Effects of caffeine, alcohol and smoking on fertility

Download the PDF (511 KB)

Written by Gill Homan on behalf of the PCHSIG gill@flindersfertility.com.au
Produced by The Fertility Society of Australia: Pre-Conception Health Special Interest Group and Your Fertility
Last updated October 2015

There is an increasing body of evidence that health behaviours affect fertility. As most health behaviours can be modified, providing advice and support in making healthy changes can promote fertility. The evidence relating to the effects on fertility of caffeine, alcohol consumption and smoking is reviewed here.

Evidence review


Caffeine is widely consumed as it is present in coffee, tea, some soft drinks and chocolate. Some evidence suggests that the consumption of caffeine, with a possible dose-response effect, may prolong the time to pregnancy and affect the health of a developing foetus, although the mechanism for this is unclear. Caffeine may affect ovulation and corpus luteum functioning through alterations to hormone levels [1] and has been shown to be associated with elevated early follicular E2 levels in females [2]. Although some studies
have found a positive relationship between caffeine consumption and time to conception [3-6], study results are inconsistent and should be interpreted with caution [7-8].

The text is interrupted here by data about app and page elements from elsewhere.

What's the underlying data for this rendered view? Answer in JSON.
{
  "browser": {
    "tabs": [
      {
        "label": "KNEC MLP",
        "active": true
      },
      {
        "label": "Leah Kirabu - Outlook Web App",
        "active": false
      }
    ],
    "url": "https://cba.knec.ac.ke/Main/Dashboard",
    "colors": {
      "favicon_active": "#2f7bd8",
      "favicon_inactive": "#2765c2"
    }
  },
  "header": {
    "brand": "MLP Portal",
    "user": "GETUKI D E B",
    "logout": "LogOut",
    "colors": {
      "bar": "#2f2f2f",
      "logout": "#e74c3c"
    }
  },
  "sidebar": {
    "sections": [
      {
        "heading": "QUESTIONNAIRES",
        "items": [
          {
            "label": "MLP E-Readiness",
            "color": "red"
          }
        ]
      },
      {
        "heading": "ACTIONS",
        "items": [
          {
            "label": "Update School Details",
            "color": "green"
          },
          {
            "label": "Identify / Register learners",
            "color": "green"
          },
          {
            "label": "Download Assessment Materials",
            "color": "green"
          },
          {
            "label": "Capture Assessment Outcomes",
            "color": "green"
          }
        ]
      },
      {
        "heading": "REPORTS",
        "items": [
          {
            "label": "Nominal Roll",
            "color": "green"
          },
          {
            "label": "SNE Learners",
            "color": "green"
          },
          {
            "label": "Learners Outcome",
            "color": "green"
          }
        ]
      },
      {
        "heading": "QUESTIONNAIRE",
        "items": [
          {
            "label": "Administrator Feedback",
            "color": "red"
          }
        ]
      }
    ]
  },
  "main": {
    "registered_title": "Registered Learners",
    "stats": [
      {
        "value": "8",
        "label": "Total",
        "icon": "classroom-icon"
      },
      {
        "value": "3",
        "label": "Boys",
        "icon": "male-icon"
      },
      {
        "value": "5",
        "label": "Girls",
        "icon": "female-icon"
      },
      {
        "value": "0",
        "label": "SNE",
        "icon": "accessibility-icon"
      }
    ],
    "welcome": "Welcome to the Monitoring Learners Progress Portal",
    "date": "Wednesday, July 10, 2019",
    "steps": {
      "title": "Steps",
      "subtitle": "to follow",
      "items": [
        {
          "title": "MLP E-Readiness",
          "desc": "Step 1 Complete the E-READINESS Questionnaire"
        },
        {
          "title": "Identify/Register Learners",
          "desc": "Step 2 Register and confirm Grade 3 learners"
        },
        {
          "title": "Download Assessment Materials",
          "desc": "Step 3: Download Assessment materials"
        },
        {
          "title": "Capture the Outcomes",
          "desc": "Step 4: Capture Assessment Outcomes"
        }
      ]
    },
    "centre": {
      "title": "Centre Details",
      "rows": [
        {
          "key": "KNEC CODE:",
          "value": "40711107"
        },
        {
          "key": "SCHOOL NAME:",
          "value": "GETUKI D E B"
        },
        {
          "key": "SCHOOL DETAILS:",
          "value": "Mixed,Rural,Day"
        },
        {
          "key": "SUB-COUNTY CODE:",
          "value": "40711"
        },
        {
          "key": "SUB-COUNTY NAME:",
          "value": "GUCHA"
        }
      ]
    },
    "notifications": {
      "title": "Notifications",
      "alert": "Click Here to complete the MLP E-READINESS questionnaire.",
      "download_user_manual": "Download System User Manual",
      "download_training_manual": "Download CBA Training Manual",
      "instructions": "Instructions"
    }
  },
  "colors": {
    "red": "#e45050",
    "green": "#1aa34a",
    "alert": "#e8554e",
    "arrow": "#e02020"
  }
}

Most studies have focused on general rather than infertile populations and have relied on the collection of retrospective data, leaving them open to recall bias. However, Willcox et al [3] conducted a prospective study of 104 women attempting pregnancy. Caffeine consumption was recorded at regular intervals as well as daily information regarding menstrual bleeding and intercourse until pregnancy occurred. Women who consumed less than one cup of coffee were twice as likely to become pregnant, per cycle, as moderate coffee drinkers and the risk of not becoming pregnant increased with higher consumption. Other studies have also suggested an association between caffeine intake and increased time to conception that may be dose-response related [9].

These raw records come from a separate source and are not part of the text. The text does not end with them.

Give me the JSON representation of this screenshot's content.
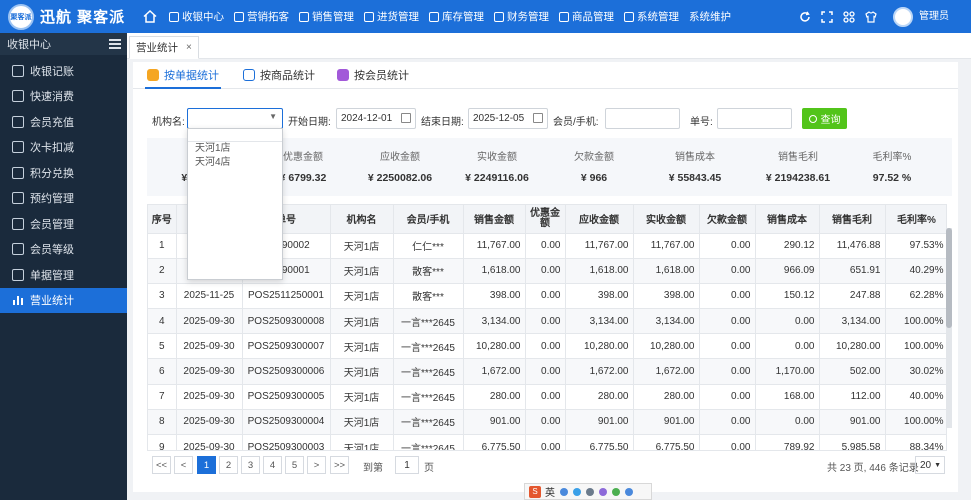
{
  "brand": {
    "logo_text": "聚客派",
    "name": "迅航 聚客派"
  },
  "topnav": [
    {
      "label": "收银中心"
    },
    {
      "label": "营销拓客"
    },
    {
      "label": "销售管理"
    },
    {
      "label": "进货管理"
    },
    {
      "label": "库存管理"
    },
    {
      "label": "财务管理"
    },
    {
      "label": "商品管理"
    },
    {
      "label": "系统管理"
    },
    {
      "label": "系统维护"
    }
  ],
  "user": {
    "name": "管理员"
  },
  "sidebar": {
    "title": "收银中心",
    "items": [
      {
        "label": "收银记账"
      },
      {
        "label": "快速消费"
      },
      {
        "label": "会员充值"
      },
      {
        "label": "次卡扣减"
      },
      {
        "label": "积分兑换"
      },
      {
        "label": "预约管理"
      },
      {
        "label": "会员管理"
      },
      {
        "label": "会员等级"
      },
      {
        "label": "单据管理"
      },
      {
        "label": "营业统计"
      }
    ]
  },
  "tabs": {
    "active_label": "营业统计",
    "close": "×"
  },
  "subtabs": [
    {
      "label": "按单据统计"
    },
    {
      "label": "按商品统计"
    },
    {
      "label": "按会员统计"
    }
  ],
  "filter": {
    "org_label": "机构名:",
    "org_value": "",
    "start_label": "开始日期:",
    "start_value": "2024-12-01",
    "end_label": "结束日期:",
    "end_value": "2025-12-05",
    "member_label": "会员/手机:",
    "member_value": "",
    "order_label": "单号:",
    "order_value": "",
    "query_label": "查询"
  },
  "org_options": [
    "天河1店",
    "天河4店"
  ],
  "summary": [
    {
      "label": "",
      "value": "¥ 2..."
    },
    {
      "label": "优惠金额",
      "value": "¥ 6799.32"
    },
    {
      "label": "应收金额",
      "value": "¥ 2250082.06"
    },
    {
      "label": "实收金额",
      "value": "¥ 2249116.06"
    },
    {
      "label": "欠款金额",
      "value": "¥ 966"
    },
    {
      "label": "销售成本",
      "value": "¥ 55843.45"
    },
    {
      "label": "销售毛利",
      "value": "¥ 2194238.61"
    },
    {
      "label": "毛利率%",
      "value": "97.52 %"
    }
  ],
  "table": {
    "headers": [
      "序号",
      "",
      "单号",
      "机构名",
      "会员/手机",
      "销售金额",
      "优惠金额",
      "应收金额",
      "实收金额",
      "欠款金额",
      "销售成本",
      "销售毛利",
      "毛利率%"
    ],
    "rows": [
      [
        "1",
        "2...",
        "...1290002",
        "天河1店",
        "仁仁***",
        "11,767.00",
        "0.00",
        "11,767.00",
        "11,767.00",
        "0.00",
        "290.12",
        "11,476.88",
        "97.53%"
      ],
      [
        "2",
        "2...",
        "...1290001",
        "天河1店",
        "散客***",
        "1,618.00",
        "0.00",
        "1,618.00",
        "1,618.00",
        "0.00",
        "966.09",
        "651.91",
        "40.29%"
      ],
      [
        "3",
        "2025-11-25",
        "POS2511250001",
        "天河1店",
        "散客***",
        "398.00",
        "0.00",
        "398.00",
        "398.00",
        "0.00",
        "150.12",
        "247.88",
        "62.28%"
      ],
      [
        "4",
        "2025-09-30",
        "POS2509300008",
        "天河1店",
        "一言***2645",
        "3,134.00",
        "0.00",
        "3,134.00",
        "3,134.00",
        "0.00",
        "0.00",
        "3,134.00",
        "100.00%"
      ],
      [
        "5",
        "2025-09-30",
        "POS2509300007",
        "天河1店",
        "一言***2645",
        "10,280.00",
        "0.00",
        "10,280.00",
        "10,280.00",
        "0.00",
        "0.00",
        "10,280.00",
        "100.00%"
      ],
      [
        "6",
        "2025-09-30",
        "POS2509300006",
        "天河1店",
        "一言***2645",
        "1,672.00",
        "0.00",
        "1,672.00",
        "1,672.00",
        "0.00",
        "1,170.00",
        "502.00",
        "30.02%"
      ],
      [
        "7",
        "2025-09-30",
        "POS2509300005",
        "天河1店",
        "一言***2645",
        "280.00",
        "0.00",
        "280.00",
        "280.00",
        "0.00",
        "168.00",
        "112.00",
        "40.00%"
      ],
      [
        "8",
        "2025-09-30",
        "POS2509300004",
        "天河1店",
        "一言***2645",
        "901.00",
        "0.00",
        "901.00",
        "901.00",
        "0.00",
        "0.00",
        "901.00",
        "100.00%"
      ],
      [
        "9",
        "2025-09-30",
        "POS2509300003",
        "天河1店",
        "一言***2645",
        "6,775.50",
        "0.00",
        "6,775.50",
        "6,775.50",
        "0.00",
        "789.92",
        "5,985.58",
        "88.34%"
      ]
    ]
  },
  "pager": {
    "first": "<<",
    "prev": "<",
    "pages": [
      "1",
      "2",
      "3",
      "4",
      "5"
    ],
    "next": ">",
    "last": ">>",
    "goto_label": "到第",
    "goto_value": "1",
    "goto_unit": "页",
    "total_text": "共 23 页, 446 条记录",
    "page_size": "20"
  },
  "ime": {
    "label": "英"
  },
  "colors": {
    "primary": "#1c6fd9",
    "sidebar": "#1a2a3c",
    "query_button": "#52c41a"
  }
}
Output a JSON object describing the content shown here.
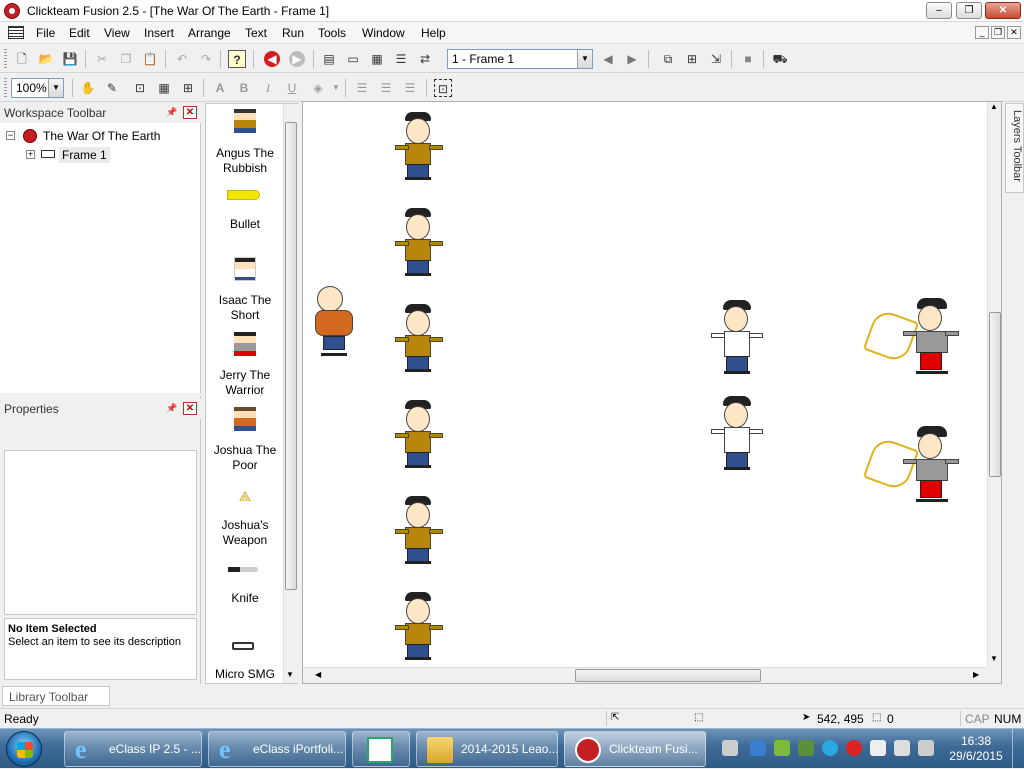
{
  "window": {
    "title": "Clickteam Fusion 2.5 - [The War Of The Earth - Frame 1]",
    "min": "–",
    "max": "❐",
    "close": "✕"
  },
  "menu": [
    "File",
    "Edit",
    "View",
    "Insert",
    "Arrange",
    "Text",
    "Run",
    "Tools",
    "Window",
    "Help"
  ],
  "toolbar": {
    "frame_select": "1 - Frame 1",
    "zoom": "100%"
  },
  "workspace": {
    "title": "Workspace Toolbar",
    "app_name": "The War Of The Earth",
    "frame_name": "Frame 1"
  },
  "properties": {
    "title": "Properties",
    "desc_title": "No Item Selected",
    "desc_text": "Select an item to see its description"
  },
  "library": {
    "tab": "Library Toolbar",
    "items": [
      "Angus The Rubbish",
      "Bullet",
      "Isaac The Short",
      "Jerry The Warrior",
      "Joshua The Poor",
      "Joshua's Weapon",
      "Knife",
      "Micro SMG"
    ]
  },
  "layers_toolbar": "Layers Toolbar",
  "status": {
    "ready": "Ready",
    "coords": "542, 495",
    "count": "0",
    "cap": "CAP",
    "num": "NUM"
  },
  "taskbar": {
    "items": [
      "eClass IP 2.5 - ...",
      "eClass iPortfoli...",
      "",
      "2014-2015 Leao...",
      "Clickteam Fusi..."
    ],
    "time": "16:38",
    "date": "29/6/2015"
  },
  "colors": {
    "angus_shirt": "#b8860b",
    "isaac_shirt": "#ffffff",
    "jerry_shirt": "#999999",
    "jerry_pants": "#e00000",
    "joshua_shirt": "#d2691e"
  }
}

There are few studies on the effect of caffeine consumption in infertile populations. Klonoff-Cohen et al [1] conducted a prospective study over five years on couples undertaking assisted reproductive technology (ART) treatment. Increased caffeine consumption was found to be a risk factor for not achieving a live birth (either by not becoming pregnant or by having a miscarriage).

A recent review linked high levels of caffeine intake with pregnancy loss although between-study results were not consistent [10]. One population-based study found that caffeine consumption during early pregnancy was associated with a small increased risk of miscarriage, although the relation was not linear [11].


Alcohol has been shown to affect male and female fertility, but the level of consumption associated with risk is unclear. Although an adverse effect on fertility of any amount of alcohol consumption is highly plausible, studies are limited, as they must generally rely on recall of levels and timing of alcohol consumption [7]. High levels of maternal alcohol consumption are known to be dangerous to the unborn child [12-14], but the effects at lower levels are less certain [15]. The mechanisms by which alcohol could
impair fertility are unclear, but in men it can cause impotence, reduce libido and affect sperm quality [16-17].

While most studies have focused on general populations, one prospective study of couples undergoing ART [18] reviewed male and female alcohol consumption in the year prior to treatment as well as during treatment.
Both male and female alcohol consumption decreased the chance of a live birth and increased the risk of miscarriage. In contrast, another study of women undergoing donor insemination found no association between their alcohol consumption and fecundity [19].


There is strong evidence that smoking adversely affects male and female fertility. Smokers are more likely to be infertile [7, 20-21] and women who are exposed to smoking take longer to conceive [22]. Furthermore,
maternal smoking increases the risk of low birth weight and birth defects [23] and women who smoke reach menopause earlier than non-smokers [24]. Smoking can also damage sperm DNA. Heavy smoking (≥20 cigarettes per day) by fathers at the time of conception increases the child’s risk of childhood leukaemia and shortens reproductive lifespan of daughters [25-26].


Caffeine and alcohol consumption adversely affect fertility, most likely in a dose-dependent way. Both active and passive smoking reduce male and female fertility and are harmful for the growing baby. In ART populations male and female smoking significantly reduce conception and live birth rates and increase the risk of miscarriage.


Based on existing evidence, it is recommended that women trying to conceive limit their caffeine intake to the equivalent of 1-2 cups of coffee per day [7-8, 27]. It is also recommended that alcohol is avoided when
trying to conceive and during pregnancy [7-8, 27-28]. Men and women should not smoke cigarettes in the peri-conception period or during pregnancy. For couples where one or both partners smoke, factual information
about the risks of smoking and active support to stop smoking should be offered by health professionals, as pregnancy is a time when smoking cessation advice has been found to be most effective [29].